In the phone market that is. Microsoft and Nokia have unveiled plans on how their partnership is going to keep both of them alive in the US mobile market. It will be interesting to watch, but I doubt Microsoft has a chance against Apple (which is now the most valuable company in the world) with their iPhone or the Android phones.
The only “selling point” I have seen is towards the end of the article:
As iPhones and Android devices pick up steam in the corporate world, BlackBerries are in less demand. Windows Phone 7, which comes with light Office apps, is likely in the best position to take advantage of this window.
Really, that is their big “selling point” light Office apps? I suppose in a corporate environment that may work, but the again the last corporate company I worked for did not use Microsoft Office or even Outlook (which looks like the Windows Phone 7 does integrate with Outlook). Looking at the Nokia prototype design, I can’t really say I care for the Windows Phone 7 interface (which appears to be the idea behind the future ‘Windows 8’ interface). I think former iPhone and Android users would have a hard time adapting to this interface. Further more, it will have a ‘virtual keyboard’, something that Steve Balmer balked at about the iPhone back in 2007.

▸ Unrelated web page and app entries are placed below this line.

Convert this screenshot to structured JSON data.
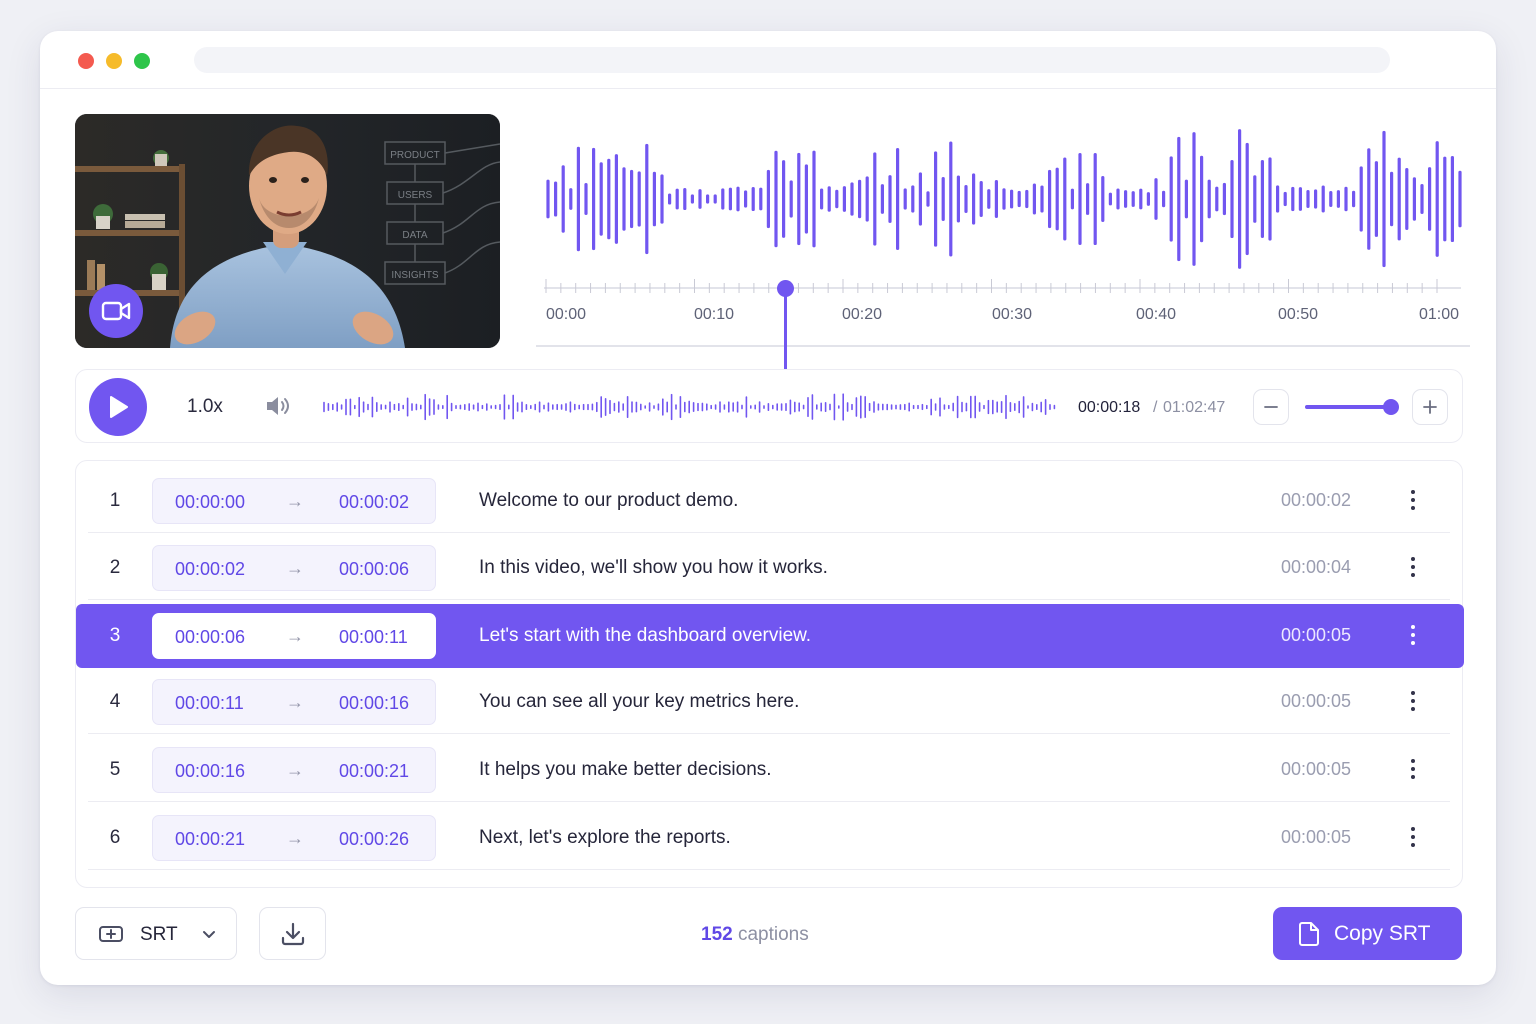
{
  "colors": {
    "accent": "#7156f0",
    "accent_text": "#6048e6",
    "muted": "#9a9db0"
  },
  "timeline": {
    "ticks": [
      "00:00",
      "00:10",
      "00:20",
      "00:30",
      "00:40",
      "00:50",
      "01:00"
    ]
  },
  "player": {
    "speed": "1.0x",
    "current_time": "00:00:18",
    "separator": "/",
    "total_time": "01:02:47",
    "zoom_level": 0.9,
    "playhead_fraction": 0.29
  },
  "captions": [
    {
      "index": "1",
      "start": "00:00:00",
      "arrow": "→",
      "end": "00:00:02",
      "text": "Welcome to our product demo.",
      "duration": "00:00:02"
    },
    {
      "index": "2",
      "start": "00:00:02",
      "arrow": "→",
      "end": "00:00:06",
      "text": "In this video, we'll show you how it works.",
      "duration": "00:00:04"
    },
    {
      "index": "3",
      "start": "00:00:06",
      "arrow": "→",
      "end": "00:00:11",
      "text": "Let's start with the dashboard overview.",
      "duration": "00:00:05",
      "active": true
    },
    {
      "index": "4",
      "start": "00:00:11",
      "arrow": "→",
      "end": "00:00:16",
      "text": "You can see all your key metrics here.",
      "duration": "00:00:05"
    },
    {
      "index": "5",
      "start": "00:00:16",
      "arrow": "→",
      "end": "00:00:21",
      "text": "It helps you make better decisions.",
      "duration": "00:00:05"
    },
    {
      "index": "6",
      "start": "00:00:21",
      "arrow": "→",
      "end": "00:00:26",
      "text": "Next, let's explore the reports.",
      "duration": "00:00:05"
    }
  ],
  "video": {
    "board_labels": [
      "PRODUCT",
      "USERS",
      "DATA",
      "INSIGHTS"
    ],
    "icon": "video-camera-icon"
  },
  "footer": {
    "format_label": "SRT",
    "caption_count": "152",
    "caption_count_suffix": "captions",
    "copy_label": "Copy SRT"
  },
  "icons": {
    "play": "play-icon",
    "volume": "volume-icon",
    "zoom_out": "minus-icon",
    "zoom_in": "plus-icon",
    "format": "caption-format-icon",
    "chevron": "chevron-down-icon",
    "download": "download-icon",
    "copy": "document-icon",
    "more": "more-vertical-icon"
  }
}
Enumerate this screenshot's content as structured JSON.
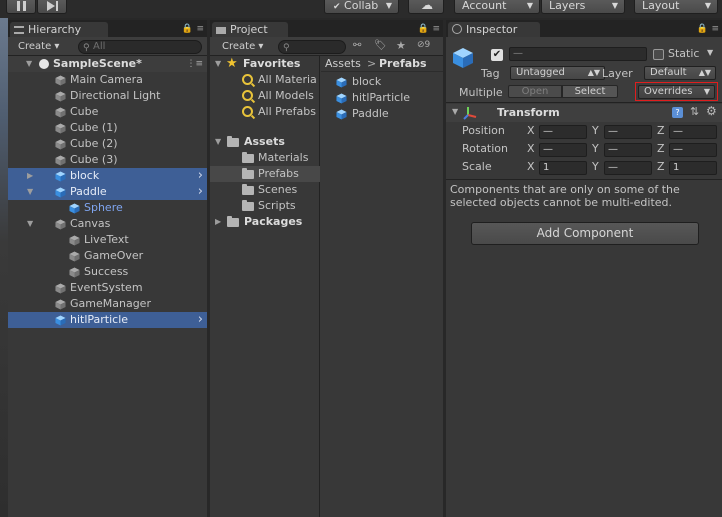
{
  "toolbar": {
    "pause_icon": "pause-icon",
    "step_icon": "step-icon",
    "collab": "Collab",
    "cloud_icon": "cloud-icon",
    "account": "Account",
    "layers": "Layers",
    "layout": "Layout"
  },
  "hierarchy": {
    "tab": "Hierarchy",
    "create": "Create",
    "search_placeholder": "All",
    "scene": "SampleScene*",
    "items": [
      {
        "label": "Main Camera"
      },
      {
        "label": "Directional Light"
      },
      {
        "label": "Cube"
      },
      {
        "label": "Cube (1)"
      },
      {
        "label": "Cube (2)"
      },
      {
        "label": "Cube (3)"
      },
      {
        "label": "block"
      },
      {
        "label": "Paddle"
      },
      {
        "label": "Sphere"
      },
      {
        "label": "Canvas"
      },
      {
        "label": "LiveText"
      },
      {
        "label": "GameOver"
      },
      {
        "label": "Success"
      },
      {
        "label": "EventSystem"
      },
      {
        "label": "GameManager"
      },
      {
        "label": "hitlParticle"
      }
    ]
  },
  "project": {
    "tab": "Project",
    "create": "Create",
    "hidden_count": "9",
    "favorites": "Favorites",
    "fav_items": [
      "All Materia",
      "All Models",
      "All Prefabs"
    ],
    "assets": "Assets",
    "asset_folders": [
      "Materials",
      "Prefabs",
      "Scenes",
      "Scripts"
    ],
    "packages": "Packages",
    "breadcrumb_root": "Assets",
    "breadcrumb_sep": ">",
    "breadcrumb_current": "Prefabs",
    "prefabs": [
      "block",
      "hitlParticle",
      "Paddle"
    ]
  },
  "inspector": {
    "tab": "Inspector",
    "name_value": "—",
    "static_label": "Static",
    "tag_label": "Tag",
    "tag_value": "Untagged",
    "layer_label": "Layer",
    "layer_value": "Default",
    "multiple_label": "Multiple",
    "open_button": "Open",
    "select_button": "Select",
    "overrides": "Overrides",
    "transform_title": "Transform",
    "position_label": "Position",
    "rotation_label": "Rotation",
    "scale_label": "Scale",
    "axis_x": "X",
    "axis_y": "Y",
    "axis_z": "Z",
    "position": [
      "—",
      "—",
      "—"
    ],
    "rotation": [
      "—",
      "—",
      "—"
    ],
    "scale": [
      "1",
      "—",
      "1"
    ],
    "notice": "Components that are only on some of the selected objects cannot be multi-edited.",
    "add_component": "Add Component"
  },
  "colors": {
    "selection": "#3e5f96",
    "prefab_text": "#7fa5f0",
    "overrides_highlight": "#e01e1e"
  }
}
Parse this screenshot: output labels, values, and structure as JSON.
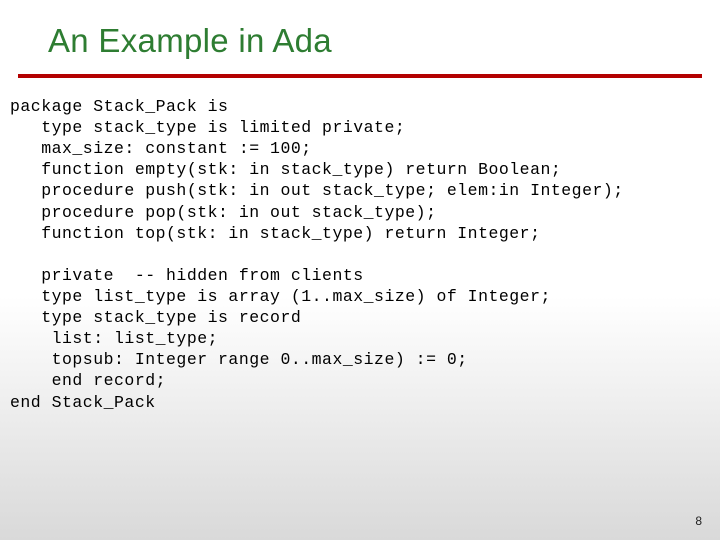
{
  "title": "An Example in Ada",
  "code": {
    "l1": "package Stack_Pack is",
    "l2": "   type stack_type is limited private;",
    "l3": "   max_size: constant := 100;",
    "l4": "   function empty(stk: in stack_type) return Boolean;",
    "l5": "   procedure push(stk: in out stack_type; elem:in Integer);",
    "l6": "   procedure pop(stk: in out stack_type);",
    "l7": "   function top(stk: in stack_type) return Integer;",
    "l8": "",
    "l9": "   private  -- hidden from clients",
    "l10": "   type list_type is array (1..max_size) of Integer;",
    "l11": "   type stack_type is record",
    "l12": "    list: list_type;",
    "l13": "    topsub: Integer range 0..max_size) := 0;",
    "l14": "    end record;",
    "l15": "end Stack_Pack"
  },
  "page_number": "8"
}
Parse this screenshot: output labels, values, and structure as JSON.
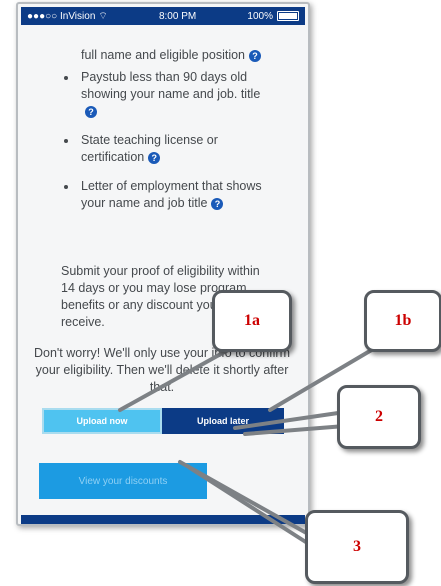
{
  "status": {
    "carrier": "●●●○○ InVision",
    "time": "8:00 PM",
    "battery": "100%"
  },
  "content": {
    "partial_line": "full name and eligible position",
    "items": [
      "Paystub less than 90 days old showing your name and job. title",
      "State teaching license or certification",
      "Letter of employment that shows your name and job title"
    ],
    "notice": "Submit your proof of eligibility within 14 days or you may lose program benefits or any discount you might receive.",
    "worry": "Don't worry! We'll only use your info to confirm your eligibility. Then we'll delete it shortly after that."
  },
  "buttons": {
    "upload_now": "Upload now",
    "upload_later": "Upload later",
    "view_discounts": "View your discounts"
  },
  "callouts": {
    "c1a": "1a",
    "c1b": "1b",
    "c2": "2",
    "c3": "3"
  },
  "colors": {
    "brand_navy": "#0c3b86",
    "light_blue": "#4fc3f0",
    "button_blue": "#1c9be2",
    "callout_text": "#cc0000"
  }
}
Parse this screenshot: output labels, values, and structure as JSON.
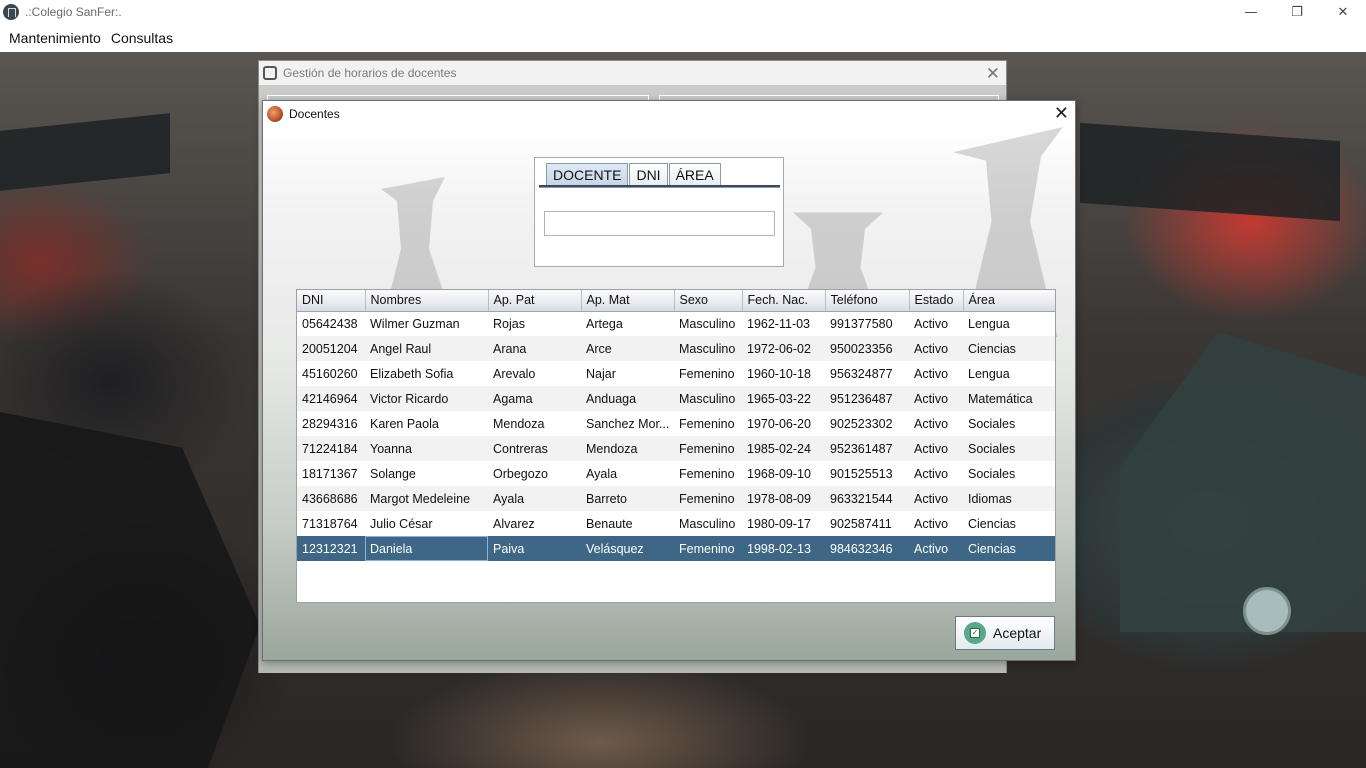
{
  "app": {
    "title": ".:Colegio SanFer:."
  },
  "window_controls": {
    "minimize": "—",
    "restore": "❐",
    "close": "✕"
  },
  "menu": [
    "Mantenimiento",
    "Consultas"
  ],
  "back_frame": {
    "title": "Gestión de horarios de docentes",
    "close": "✕"
  },
  "dialog": {
    "title": "Docentes",
    "close": "✕",
    "tabs": [
      {
        "label": "DOCENTE",
        "active": true
      },
      {
        "label": "DNI",
        "active": false
      },
      {
        "label": "ÁREA",
        "active": false
      }
    ],
    "search": {
      "value": "",
      "placeholder": ""
    },
    "table": {
      "columns": [
        "DNI",
        "Nombres",
        "Ap. Pat",
        "Ap. Mat",
        "Sexo",
        "Fech. Nac.",
        "Teléfono",
        "Estado",
        "Área"
      ],
      "rows": [
        [
          "05642438",
          "Wilmer Guzman",
          "Rojas",
          "Artega",
          "Masculino",
          "1962-11-03",
          "991377580",
          "Activo",
          "Lengua"
        ],
        [
          "20051204",
          "Angel Raul",
          "Arana",
          "Arce",
          "Masculino",
          "1972-06-02",
          "950023356",
          "Activo",
          "Ciencias"
        ],
        [
          "45160260",
          "Elizabeth Sofia",
          "Arevalo",
          "Najar",
          "Femenino",
          "1960-10-18",
          "956324877",
          "Activo",
          "Lengua"
        ],
        [
          "42146964",
          "Victor Ricardo",
          "Agama",
          "Anduaga",
          "Masculino",
          "1965-03-22",
          "951236487",
          "Activo",
          "Matemática"
        ],
        [
          "28294316",
          "Karen Paola",
          "Mendoza",
          "Sanchez Mor...",
          "Femenino",
          "1970-06-20",
          "902523302",
          "Activo",
          "Sociales"
        ],
        [
          "71224184",
          "Yoanna",
          "Contreras",
          "Mendoza",
          "Femenino",
          "1985-02-24",
          "952361487",
          "Activo",
          "Sociales"
        ],
        [
          "18171367",
          "Solange",
          "Orbegozo",
          "Ayala",
          "Femenino",
          "1968-09-10",
          "901525513",
          "Activo",
          "Sociales"
        ],
        [
          "43668686",
          "Margot Medeleine",
          "Ayala",
          "Barreto",
          "Femenino",
          "1978-08-09",
          "963321544",
          "Activo",
          "Idiomas"
        ],
        [
          "71318764",
          "Julio César",
          "Alvarez",
          "Benaute",
          "Masculino",
          "1980-09-17",
          "902587411",
          "Activo",
          "Ciencias"
        ],
        [
          "12312321",
          "Daniela",
          "Paiva",
          "Velásquez",
          "Femenino",
          "1998-02-13",
          "984632346",
          "Activo",
          "Ciencias"
        ]
      ],
      "selected_row": 9
    },
    "accept_button": {
      "label": "Aceptar",
      "icon": "checkbox-icon"
    }
  },
  "colors": {
    "selection": "#3e6685",
    "accent_icon": "#5aa88a"
  }
}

I suppose it is better than the purposed ‘zunePhone’ from back in 2007…